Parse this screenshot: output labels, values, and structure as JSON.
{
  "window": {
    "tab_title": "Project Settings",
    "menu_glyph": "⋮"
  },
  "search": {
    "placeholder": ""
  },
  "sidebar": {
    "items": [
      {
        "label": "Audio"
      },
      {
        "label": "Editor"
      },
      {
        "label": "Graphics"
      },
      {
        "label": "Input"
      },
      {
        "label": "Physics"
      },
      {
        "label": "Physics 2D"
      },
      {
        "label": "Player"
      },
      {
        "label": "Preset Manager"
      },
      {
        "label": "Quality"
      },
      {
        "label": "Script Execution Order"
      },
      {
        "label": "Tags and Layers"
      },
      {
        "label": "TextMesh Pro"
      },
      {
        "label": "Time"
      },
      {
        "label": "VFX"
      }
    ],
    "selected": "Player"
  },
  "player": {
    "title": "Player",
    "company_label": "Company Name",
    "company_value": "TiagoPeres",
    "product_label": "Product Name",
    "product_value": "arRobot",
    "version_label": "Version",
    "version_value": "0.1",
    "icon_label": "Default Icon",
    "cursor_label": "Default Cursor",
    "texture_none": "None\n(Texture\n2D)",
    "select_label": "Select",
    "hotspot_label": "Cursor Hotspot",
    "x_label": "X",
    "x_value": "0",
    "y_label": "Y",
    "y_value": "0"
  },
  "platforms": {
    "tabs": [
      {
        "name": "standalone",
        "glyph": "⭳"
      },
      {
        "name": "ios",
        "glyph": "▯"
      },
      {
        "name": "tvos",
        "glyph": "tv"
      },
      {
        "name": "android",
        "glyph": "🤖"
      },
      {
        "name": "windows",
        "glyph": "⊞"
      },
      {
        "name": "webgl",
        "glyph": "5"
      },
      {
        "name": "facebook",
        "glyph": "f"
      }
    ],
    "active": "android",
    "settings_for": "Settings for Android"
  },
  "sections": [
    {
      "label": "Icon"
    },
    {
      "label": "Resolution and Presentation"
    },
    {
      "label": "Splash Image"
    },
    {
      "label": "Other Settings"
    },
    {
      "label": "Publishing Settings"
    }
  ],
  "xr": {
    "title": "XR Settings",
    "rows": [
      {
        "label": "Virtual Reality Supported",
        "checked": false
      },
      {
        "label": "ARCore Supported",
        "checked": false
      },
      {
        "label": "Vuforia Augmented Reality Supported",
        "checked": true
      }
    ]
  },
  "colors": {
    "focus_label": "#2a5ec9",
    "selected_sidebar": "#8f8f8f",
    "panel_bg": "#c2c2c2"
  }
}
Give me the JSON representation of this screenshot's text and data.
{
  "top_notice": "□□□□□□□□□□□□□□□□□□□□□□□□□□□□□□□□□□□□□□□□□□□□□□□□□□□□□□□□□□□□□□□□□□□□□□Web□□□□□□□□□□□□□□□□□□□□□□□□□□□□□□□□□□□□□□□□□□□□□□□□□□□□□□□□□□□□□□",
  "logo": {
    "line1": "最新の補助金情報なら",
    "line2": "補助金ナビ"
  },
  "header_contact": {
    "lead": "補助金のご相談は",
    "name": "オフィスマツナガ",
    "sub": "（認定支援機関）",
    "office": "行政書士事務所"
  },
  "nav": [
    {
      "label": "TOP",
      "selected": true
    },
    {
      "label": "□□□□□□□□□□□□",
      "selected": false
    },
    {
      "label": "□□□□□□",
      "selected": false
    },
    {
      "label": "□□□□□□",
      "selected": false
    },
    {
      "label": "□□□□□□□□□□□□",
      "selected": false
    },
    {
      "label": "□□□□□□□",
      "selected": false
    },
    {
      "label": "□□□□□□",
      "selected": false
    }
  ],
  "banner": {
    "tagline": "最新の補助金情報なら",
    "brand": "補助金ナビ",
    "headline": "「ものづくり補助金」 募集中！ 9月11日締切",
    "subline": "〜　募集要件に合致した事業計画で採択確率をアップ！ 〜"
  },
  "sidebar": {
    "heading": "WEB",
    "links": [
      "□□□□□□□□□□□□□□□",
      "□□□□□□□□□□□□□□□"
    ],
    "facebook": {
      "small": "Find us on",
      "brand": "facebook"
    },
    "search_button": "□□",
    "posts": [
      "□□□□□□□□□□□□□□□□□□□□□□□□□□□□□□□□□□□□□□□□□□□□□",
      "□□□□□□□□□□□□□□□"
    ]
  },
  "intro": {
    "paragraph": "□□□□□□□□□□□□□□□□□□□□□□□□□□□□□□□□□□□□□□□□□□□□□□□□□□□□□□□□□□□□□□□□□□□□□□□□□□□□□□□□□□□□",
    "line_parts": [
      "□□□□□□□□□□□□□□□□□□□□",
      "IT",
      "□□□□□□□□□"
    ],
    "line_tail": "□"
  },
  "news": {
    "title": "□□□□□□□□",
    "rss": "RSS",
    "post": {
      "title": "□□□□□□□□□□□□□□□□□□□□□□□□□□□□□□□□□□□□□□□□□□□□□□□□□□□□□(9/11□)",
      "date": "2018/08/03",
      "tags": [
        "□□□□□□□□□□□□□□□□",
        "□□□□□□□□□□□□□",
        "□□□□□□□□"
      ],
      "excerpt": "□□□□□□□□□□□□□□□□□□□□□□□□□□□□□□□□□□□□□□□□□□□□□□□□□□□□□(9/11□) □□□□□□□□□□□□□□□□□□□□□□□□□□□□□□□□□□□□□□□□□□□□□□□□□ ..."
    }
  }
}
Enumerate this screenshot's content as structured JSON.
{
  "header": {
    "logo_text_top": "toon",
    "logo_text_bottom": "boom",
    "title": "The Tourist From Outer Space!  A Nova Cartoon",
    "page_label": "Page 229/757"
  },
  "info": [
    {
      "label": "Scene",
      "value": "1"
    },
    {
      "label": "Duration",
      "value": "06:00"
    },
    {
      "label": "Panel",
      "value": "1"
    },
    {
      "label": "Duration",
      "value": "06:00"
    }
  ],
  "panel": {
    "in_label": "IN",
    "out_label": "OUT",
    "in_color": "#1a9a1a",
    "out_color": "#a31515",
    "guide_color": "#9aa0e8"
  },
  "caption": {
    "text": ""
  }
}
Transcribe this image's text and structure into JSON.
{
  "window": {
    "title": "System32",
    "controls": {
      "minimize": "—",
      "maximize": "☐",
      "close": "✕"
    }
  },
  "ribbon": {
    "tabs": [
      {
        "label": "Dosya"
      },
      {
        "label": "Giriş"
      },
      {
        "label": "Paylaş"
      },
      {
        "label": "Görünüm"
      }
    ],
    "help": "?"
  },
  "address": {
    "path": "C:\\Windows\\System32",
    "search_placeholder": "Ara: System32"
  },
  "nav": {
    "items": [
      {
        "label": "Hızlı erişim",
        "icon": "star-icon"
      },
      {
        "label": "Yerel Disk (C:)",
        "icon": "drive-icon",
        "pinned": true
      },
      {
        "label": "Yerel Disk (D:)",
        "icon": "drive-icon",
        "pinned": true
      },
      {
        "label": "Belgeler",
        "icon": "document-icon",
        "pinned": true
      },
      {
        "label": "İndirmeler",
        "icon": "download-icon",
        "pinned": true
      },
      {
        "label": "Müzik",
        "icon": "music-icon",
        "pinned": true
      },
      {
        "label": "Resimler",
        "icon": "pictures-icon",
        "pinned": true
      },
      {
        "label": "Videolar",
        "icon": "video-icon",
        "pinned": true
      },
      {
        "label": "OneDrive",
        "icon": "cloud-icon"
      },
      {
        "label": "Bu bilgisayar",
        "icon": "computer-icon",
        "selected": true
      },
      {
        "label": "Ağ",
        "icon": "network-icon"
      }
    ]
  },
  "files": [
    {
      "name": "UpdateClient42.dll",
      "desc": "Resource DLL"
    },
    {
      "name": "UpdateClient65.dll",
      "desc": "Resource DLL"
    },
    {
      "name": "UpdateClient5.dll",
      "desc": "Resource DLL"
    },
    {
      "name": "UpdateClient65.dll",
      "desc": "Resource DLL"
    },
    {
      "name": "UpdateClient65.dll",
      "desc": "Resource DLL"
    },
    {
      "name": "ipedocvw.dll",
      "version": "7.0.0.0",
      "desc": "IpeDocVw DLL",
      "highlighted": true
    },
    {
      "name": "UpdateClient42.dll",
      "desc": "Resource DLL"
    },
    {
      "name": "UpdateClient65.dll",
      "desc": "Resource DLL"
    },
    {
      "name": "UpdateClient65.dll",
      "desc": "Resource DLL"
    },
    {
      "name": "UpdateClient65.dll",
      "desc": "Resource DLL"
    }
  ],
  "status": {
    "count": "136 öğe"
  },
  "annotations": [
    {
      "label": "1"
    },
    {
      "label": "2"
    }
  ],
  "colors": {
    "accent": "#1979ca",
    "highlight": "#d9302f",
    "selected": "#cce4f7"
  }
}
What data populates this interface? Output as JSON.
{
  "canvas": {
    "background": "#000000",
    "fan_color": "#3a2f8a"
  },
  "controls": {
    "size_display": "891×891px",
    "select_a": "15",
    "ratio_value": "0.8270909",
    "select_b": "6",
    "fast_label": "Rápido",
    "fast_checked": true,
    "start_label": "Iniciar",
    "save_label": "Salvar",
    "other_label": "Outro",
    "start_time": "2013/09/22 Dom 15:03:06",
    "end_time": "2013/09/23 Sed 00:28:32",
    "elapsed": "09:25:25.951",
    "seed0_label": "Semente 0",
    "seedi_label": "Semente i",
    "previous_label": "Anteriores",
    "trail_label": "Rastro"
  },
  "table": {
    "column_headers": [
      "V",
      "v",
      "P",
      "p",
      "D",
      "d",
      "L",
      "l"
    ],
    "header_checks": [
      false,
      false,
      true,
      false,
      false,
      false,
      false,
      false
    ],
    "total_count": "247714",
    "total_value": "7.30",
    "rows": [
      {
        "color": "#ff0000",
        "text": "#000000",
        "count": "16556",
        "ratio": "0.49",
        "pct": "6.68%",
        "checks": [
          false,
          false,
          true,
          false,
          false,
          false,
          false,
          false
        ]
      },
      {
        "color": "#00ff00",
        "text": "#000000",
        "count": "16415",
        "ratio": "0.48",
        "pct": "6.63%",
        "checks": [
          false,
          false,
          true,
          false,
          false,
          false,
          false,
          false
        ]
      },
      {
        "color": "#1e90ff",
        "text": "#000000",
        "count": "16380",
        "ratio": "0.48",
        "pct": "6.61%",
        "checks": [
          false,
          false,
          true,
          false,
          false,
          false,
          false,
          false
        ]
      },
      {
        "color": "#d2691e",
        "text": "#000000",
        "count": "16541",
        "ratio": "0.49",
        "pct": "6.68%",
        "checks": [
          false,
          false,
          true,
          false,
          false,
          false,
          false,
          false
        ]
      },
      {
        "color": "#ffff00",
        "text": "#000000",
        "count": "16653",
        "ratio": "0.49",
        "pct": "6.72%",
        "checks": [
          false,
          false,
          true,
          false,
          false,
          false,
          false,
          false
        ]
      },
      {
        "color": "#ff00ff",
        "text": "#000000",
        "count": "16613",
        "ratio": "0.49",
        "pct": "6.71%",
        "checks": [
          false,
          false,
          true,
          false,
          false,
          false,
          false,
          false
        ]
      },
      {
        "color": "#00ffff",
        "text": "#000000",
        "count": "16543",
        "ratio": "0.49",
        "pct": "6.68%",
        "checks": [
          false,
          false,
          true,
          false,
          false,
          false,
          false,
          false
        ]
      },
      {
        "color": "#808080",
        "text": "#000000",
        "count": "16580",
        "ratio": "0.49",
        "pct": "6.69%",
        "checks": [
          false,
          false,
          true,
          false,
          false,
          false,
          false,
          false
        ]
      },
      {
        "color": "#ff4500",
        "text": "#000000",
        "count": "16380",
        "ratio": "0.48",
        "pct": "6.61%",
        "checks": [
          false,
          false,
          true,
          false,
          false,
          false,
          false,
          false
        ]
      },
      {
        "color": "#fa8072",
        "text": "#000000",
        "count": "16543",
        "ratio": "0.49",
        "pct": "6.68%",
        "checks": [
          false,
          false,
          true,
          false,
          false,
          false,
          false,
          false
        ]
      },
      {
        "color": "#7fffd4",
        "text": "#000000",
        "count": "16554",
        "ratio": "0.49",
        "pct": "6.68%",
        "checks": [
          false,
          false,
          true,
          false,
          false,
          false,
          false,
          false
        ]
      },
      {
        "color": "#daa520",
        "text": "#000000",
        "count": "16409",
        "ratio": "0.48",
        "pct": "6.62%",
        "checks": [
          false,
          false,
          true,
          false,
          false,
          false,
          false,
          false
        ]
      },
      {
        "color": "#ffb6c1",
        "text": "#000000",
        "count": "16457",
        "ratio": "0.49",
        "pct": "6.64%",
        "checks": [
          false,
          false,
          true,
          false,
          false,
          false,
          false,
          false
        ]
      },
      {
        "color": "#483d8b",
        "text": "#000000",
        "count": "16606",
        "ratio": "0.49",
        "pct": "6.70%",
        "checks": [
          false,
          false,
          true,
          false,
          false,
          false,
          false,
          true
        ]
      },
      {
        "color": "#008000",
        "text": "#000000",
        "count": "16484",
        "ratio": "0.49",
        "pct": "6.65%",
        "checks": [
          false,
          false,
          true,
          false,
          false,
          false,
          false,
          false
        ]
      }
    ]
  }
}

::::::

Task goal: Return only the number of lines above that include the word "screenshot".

Result of the exercise: 3